East Penn Press

Tuesday, August 21, 2018

Exploring their ‘Voices’ at Touchstone Theatre

Friday, June 1, 2018 by KATHY LAUER-WILLIAMS Special to The Press in Focus

Finding balance in creativity is one of the themes of “Fresh Voices,” an annual show that caps Touchstone Theatre’s apprentice program.

The theater’s 2017-2018 apprentice Chloe Anne Madison explores challenges in the creative process and the balance between chaos and structure in her original works-in-progress, 8 p.m. June 1 and 2, Touchstone Theatre, Bethlehem.

Every year, Touchstone selects emerging and transitioning artists to study with the company and learn about life with a professional ensemble theater. Apprentices are involved in every aspect of the company, including acting, stage management, playwriting, teaching, prop-making and more. During the past 19 years, more than 70 apprentices have graduated from the program with more than a decade of “Fresh Voices” productions.

“’Fresh Voices’ is one of our season favorites,” says Emma Ackerman, Touchstone Ensemble Member and apprentice coordinator. “As a long-term collaborative body, the Touchstone company is always grateful for the new ideas and new energy that our apprentices bring in. We look forward to seeing what they bring to the stage for a night of their own original theater.”

Madison’s first work is an abstract exploration of the parts of the creative process that involve letting go, breaking away from the inner critic, evolving, and constantly trying again.

“It’s been a really interesting process,” Madison says. “I never did a solo show and I wanted to give myself a challenge.”

Madison, who has trained as a poet and playwright, says that dialogue comes easy for her so she decided to force herself to create a piece focused on movement rather than dialogue.

She says her concept was facing the “stumbling blocks we put in our own way.”

“There’s a lot of collateral damage in the art-making process, and with a lot of struggles that end up being self-inflicted, it’s not a pretty or simple process,” she says. “How do you get past those?”

She says her solo piece features some physical manifestations of those stumbling blocks including tying herself up, and, ultimately, strikes a “balanced place between movement and dialogue.”

For the second work, Madison teams up with Lehigh Valley comedienne Samantha Beedle to collaboratively create a work that explores the balance between order and chaos in an artist’s life.

“Being a creative person is really chaotic and messy but you also have to have structure,” Madison says. “When inspiration fails, discipline comes through.
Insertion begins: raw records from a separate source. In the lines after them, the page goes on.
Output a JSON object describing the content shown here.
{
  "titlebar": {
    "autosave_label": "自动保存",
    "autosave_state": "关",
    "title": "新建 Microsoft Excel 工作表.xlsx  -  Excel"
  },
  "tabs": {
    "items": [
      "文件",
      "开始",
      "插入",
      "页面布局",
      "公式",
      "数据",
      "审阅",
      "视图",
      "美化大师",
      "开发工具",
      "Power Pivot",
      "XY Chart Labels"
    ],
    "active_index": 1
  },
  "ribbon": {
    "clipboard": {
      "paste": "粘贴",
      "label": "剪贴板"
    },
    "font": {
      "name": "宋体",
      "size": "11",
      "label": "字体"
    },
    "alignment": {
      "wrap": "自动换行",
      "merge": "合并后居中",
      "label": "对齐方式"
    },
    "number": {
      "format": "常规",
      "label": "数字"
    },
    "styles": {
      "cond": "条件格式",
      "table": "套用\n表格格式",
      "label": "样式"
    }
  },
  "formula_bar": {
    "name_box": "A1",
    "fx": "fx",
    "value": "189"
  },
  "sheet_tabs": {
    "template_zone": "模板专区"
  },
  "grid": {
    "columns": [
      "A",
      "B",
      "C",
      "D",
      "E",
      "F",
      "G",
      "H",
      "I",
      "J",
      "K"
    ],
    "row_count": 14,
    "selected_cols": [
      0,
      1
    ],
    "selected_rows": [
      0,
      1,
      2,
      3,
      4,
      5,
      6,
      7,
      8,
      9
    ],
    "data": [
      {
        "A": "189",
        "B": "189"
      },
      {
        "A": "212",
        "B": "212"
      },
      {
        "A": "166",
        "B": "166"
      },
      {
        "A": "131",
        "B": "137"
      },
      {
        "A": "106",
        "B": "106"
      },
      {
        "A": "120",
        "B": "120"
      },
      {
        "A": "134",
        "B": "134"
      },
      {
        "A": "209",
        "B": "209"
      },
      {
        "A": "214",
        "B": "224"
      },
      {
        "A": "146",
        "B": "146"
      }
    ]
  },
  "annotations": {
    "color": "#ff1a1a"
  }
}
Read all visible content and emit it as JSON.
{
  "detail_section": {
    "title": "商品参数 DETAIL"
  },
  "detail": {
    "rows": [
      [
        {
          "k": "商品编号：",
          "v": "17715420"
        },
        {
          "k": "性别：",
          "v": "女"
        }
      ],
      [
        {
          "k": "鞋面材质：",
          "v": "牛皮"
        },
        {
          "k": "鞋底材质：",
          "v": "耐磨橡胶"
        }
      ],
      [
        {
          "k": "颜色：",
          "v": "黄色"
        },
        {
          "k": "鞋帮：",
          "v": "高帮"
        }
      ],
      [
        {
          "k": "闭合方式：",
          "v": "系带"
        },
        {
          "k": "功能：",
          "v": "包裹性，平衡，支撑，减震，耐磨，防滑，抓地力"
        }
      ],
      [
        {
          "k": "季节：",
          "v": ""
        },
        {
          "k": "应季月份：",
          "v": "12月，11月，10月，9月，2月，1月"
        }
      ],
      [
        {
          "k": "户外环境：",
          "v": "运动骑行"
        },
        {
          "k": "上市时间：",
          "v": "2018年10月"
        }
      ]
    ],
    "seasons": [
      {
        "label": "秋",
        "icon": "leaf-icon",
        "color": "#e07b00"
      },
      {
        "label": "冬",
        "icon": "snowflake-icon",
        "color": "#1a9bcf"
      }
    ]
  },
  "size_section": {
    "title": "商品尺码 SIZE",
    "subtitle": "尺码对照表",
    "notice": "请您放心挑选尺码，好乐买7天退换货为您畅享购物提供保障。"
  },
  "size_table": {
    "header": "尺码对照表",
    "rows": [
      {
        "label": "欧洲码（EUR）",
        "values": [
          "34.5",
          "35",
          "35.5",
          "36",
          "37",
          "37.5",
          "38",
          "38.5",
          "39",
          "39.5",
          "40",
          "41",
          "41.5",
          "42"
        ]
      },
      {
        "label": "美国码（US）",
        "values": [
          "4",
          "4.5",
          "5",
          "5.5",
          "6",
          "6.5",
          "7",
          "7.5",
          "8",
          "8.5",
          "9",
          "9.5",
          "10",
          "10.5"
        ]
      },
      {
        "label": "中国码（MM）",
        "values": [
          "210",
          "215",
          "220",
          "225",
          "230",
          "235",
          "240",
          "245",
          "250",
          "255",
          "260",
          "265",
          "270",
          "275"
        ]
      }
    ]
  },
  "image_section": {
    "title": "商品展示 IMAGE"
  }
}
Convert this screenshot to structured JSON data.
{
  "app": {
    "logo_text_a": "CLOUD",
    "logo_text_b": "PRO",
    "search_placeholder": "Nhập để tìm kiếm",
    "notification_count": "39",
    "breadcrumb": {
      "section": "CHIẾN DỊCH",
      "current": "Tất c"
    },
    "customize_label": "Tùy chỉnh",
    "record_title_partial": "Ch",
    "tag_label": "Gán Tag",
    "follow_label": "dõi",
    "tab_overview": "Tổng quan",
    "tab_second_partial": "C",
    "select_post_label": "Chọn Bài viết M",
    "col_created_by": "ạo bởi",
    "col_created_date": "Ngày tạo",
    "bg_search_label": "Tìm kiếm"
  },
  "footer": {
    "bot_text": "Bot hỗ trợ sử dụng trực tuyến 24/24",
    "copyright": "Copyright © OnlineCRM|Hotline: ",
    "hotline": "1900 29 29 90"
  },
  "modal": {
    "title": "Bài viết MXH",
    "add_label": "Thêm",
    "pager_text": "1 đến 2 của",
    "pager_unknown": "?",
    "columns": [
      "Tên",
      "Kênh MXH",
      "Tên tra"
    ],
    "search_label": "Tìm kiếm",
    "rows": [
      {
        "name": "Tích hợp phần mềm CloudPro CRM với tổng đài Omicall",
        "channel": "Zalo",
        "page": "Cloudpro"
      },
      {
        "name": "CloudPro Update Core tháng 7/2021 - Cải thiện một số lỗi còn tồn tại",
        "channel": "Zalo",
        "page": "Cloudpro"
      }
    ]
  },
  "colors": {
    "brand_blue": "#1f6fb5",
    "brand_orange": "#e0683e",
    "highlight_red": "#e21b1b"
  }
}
You need to balance the two to find that creative moment.”

Beedle is an affiliate with Touchstone Theatre and “absolutely hilarious” Madison says.

“We have great chemistry,” she says. “We vibe really well.”

The collaborative piece, which has almost no dialogue, has the two characters getting in each other’s way until they realize it is best to work together.

“It’s a little puckish and mischievous,” Madison says. “There is almost a sibling dynamic.”

She says working as a Touchstone apprentice has been very rewarding.

“I’ve learned a lot about myself as an artist,” she says. “It’s also been a wonderful opportunity to ride along with Touchstone’s projects.”

During the year, Madison performed with the Touchstone ensemble in “Christmas City Follies XVIII” and “Dictators 4 Dummies,” but the highlight for her has been being involved in Young Playwrights’ Lab, a program in which the ensemble works with students to write original plays. The program culminated with the Young Playwrights’ Festival, when some of the students’ plays are produced and performed.

“I learned so much as a teaching artist,” Madison says. “Art and education are some of the most important things can give to the younger generation. It is so phenomenal that Touchstone does this and makes a point that it is important. I really admire them for that.”

Tickets: Touchstone Theatre box office, 321 E. Fourth St., Bethlehem; touchstone.org; 610-867-1689. Group rates available. Touchstone offers a pay-what-you-will ticket at the door, as available, allowing walk-up patrons to name their ticket price.